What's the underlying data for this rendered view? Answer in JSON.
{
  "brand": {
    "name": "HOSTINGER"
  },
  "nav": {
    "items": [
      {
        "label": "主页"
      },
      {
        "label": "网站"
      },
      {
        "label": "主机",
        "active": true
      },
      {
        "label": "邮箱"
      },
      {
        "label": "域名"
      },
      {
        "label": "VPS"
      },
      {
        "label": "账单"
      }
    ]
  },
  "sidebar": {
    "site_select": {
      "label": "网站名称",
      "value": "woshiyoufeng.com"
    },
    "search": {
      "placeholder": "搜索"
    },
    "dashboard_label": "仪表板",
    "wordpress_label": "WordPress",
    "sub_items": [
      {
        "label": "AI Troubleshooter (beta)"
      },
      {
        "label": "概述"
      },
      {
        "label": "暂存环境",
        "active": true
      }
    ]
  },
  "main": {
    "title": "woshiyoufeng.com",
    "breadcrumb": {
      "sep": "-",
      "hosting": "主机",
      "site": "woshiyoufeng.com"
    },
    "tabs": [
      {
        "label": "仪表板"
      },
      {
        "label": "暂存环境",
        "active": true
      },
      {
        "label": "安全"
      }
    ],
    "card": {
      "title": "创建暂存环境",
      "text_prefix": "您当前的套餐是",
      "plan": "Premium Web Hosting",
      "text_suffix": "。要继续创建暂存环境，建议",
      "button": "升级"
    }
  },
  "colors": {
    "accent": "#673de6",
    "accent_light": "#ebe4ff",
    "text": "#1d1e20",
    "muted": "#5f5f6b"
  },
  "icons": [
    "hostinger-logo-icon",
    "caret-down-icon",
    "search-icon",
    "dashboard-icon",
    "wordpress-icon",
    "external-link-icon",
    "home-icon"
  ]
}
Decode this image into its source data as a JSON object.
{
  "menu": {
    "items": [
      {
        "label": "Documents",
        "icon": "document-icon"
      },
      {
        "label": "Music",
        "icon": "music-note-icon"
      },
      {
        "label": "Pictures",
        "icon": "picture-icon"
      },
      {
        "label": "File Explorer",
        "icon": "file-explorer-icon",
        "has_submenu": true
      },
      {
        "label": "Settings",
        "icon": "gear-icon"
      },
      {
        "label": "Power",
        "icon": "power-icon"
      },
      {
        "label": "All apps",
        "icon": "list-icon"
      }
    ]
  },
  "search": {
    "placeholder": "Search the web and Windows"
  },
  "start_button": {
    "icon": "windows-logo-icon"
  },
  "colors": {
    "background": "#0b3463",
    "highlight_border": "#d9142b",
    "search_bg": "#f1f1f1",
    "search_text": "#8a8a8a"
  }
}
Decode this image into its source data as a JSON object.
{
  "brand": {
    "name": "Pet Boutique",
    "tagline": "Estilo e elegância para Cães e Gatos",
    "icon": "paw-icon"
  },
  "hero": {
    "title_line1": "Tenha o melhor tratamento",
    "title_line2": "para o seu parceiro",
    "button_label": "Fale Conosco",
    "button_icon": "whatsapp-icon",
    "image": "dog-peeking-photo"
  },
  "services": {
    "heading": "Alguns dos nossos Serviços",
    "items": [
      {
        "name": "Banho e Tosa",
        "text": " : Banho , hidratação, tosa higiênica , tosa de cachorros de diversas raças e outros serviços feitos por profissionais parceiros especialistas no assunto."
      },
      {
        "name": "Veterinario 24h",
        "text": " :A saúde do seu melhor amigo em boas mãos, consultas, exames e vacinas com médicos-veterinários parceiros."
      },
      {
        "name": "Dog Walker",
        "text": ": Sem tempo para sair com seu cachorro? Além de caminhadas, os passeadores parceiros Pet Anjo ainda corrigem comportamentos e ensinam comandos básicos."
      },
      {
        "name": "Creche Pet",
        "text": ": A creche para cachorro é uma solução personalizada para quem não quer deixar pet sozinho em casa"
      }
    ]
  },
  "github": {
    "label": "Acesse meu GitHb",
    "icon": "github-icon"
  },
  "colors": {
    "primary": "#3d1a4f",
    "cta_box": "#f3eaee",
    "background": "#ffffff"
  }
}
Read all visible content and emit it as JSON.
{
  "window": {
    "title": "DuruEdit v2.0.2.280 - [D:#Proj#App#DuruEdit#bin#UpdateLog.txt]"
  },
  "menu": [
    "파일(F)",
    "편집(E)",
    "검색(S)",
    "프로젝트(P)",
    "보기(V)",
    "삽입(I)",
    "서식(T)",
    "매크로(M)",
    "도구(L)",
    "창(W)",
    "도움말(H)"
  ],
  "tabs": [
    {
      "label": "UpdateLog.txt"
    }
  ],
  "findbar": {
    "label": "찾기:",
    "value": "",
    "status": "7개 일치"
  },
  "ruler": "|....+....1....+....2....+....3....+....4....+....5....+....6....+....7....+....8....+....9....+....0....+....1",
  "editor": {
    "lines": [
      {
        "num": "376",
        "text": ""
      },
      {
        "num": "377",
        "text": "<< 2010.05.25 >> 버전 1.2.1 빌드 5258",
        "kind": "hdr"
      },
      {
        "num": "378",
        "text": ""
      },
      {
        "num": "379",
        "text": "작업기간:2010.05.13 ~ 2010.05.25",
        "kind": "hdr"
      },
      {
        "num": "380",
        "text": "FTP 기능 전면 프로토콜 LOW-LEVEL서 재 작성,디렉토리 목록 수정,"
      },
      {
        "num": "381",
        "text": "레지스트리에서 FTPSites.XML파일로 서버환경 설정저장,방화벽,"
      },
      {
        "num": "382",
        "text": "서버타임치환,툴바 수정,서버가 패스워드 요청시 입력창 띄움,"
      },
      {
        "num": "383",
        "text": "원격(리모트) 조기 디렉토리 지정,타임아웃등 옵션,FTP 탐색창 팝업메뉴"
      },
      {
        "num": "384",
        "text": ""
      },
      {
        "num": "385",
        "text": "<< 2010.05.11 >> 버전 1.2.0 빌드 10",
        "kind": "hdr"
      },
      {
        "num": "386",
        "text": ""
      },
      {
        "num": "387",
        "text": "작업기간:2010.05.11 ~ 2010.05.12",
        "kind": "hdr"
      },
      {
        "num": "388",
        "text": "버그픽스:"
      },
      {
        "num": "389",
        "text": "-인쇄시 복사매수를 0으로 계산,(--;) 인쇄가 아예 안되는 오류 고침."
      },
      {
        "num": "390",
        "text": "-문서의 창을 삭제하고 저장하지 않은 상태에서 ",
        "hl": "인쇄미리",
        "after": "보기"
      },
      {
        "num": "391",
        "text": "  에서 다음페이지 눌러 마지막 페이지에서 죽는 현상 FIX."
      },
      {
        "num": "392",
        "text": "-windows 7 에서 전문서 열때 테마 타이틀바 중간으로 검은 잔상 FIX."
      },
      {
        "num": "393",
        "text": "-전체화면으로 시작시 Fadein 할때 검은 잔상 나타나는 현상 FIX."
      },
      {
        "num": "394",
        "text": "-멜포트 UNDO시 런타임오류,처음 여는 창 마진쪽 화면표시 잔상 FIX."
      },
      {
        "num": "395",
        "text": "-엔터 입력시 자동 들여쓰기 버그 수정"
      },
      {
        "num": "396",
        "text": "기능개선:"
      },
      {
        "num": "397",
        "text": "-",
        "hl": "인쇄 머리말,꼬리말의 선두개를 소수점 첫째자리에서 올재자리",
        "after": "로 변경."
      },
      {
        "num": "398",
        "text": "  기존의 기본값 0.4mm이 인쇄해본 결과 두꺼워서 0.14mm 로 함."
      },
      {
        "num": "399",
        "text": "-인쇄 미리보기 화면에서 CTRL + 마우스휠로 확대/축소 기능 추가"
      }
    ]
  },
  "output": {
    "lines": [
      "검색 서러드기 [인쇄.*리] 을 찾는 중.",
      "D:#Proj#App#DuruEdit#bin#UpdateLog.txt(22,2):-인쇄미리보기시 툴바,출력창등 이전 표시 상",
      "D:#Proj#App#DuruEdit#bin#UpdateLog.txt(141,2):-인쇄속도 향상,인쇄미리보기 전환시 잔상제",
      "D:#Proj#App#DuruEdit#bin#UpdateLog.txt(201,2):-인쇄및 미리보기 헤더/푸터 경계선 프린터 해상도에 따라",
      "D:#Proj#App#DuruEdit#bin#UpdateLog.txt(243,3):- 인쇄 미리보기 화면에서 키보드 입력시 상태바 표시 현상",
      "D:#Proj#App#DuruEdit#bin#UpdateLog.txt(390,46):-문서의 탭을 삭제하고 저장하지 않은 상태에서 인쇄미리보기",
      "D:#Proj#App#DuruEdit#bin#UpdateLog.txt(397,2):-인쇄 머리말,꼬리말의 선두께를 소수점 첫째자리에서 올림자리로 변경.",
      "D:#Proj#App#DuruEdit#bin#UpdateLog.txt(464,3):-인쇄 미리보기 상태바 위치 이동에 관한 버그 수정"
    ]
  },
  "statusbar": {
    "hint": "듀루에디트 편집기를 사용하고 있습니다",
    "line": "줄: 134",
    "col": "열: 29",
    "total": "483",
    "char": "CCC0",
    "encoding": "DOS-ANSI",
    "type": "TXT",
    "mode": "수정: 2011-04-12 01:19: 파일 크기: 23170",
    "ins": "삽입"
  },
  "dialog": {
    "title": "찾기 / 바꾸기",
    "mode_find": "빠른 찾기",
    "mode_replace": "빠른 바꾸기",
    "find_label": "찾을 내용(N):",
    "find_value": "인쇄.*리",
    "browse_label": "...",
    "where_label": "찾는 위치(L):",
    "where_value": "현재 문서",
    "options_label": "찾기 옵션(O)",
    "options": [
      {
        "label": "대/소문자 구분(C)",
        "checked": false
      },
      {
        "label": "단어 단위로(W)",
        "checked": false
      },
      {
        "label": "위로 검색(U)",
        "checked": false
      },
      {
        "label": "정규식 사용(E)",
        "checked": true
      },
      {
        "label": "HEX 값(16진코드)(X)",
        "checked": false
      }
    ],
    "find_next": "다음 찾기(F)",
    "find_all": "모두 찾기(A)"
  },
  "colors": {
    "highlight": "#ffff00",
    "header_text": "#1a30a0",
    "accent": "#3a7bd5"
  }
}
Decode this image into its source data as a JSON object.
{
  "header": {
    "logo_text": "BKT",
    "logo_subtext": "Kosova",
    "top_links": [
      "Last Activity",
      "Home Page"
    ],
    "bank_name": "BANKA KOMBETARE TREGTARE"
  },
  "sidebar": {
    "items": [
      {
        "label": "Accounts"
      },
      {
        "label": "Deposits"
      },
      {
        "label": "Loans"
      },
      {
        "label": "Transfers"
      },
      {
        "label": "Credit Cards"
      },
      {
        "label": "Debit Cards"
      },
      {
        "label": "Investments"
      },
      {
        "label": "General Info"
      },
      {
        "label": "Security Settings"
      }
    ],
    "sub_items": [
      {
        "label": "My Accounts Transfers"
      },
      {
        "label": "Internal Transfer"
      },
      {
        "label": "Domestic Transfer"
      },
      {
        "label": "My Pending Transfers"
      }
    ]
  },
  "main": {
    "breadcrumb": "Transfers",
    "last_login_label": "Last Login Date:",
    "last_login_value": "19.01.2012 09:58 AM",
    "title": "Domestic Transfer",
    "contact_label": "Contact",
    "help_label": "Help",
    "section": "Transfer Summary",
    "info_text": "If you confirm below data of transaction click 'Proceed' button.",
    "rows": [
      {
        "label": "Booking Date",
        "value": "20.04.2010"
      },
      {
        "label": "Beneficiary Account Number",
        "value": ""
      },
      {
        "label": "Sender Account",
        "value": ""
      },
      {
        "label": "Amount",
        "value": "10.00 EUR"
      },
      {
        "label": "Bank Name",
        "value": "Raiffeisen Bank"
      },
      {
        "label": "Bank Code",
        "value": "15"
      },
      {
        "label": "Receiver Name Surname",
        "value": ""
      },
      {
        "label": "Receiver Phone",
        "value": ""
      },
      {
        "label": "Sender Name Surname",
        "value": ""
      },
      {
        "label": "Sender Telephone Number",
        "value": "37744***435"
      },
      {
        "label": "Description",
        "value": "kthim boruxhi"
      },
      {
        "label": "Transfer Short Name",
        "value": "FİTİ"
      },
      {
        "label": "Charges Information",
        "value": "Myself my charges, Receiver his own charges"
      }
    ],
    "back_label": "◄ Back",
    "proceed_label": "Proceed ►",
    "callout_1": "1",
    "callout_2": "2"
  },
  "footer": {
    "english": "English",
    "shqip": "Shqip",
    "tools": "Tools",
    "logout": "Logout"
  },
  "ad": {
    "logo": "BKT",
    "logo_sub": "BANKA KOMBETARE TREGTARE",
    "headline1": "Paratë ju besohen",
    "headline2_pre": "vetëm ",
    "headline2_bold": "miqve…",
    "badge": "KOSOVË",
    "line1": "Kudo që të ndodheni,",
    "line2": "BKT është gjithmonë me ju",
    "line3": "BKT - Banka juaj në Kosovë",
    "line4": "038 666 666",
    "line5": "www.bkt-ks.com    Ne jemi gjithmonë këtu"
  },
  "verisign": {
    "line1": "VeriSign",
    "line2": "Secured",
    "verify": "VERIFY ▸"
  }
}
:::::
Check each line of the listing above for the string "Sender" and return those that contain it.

        "label": "Sender Account",
        "label": "Sender Name Surname",
        "label": "Sender Telephone Number",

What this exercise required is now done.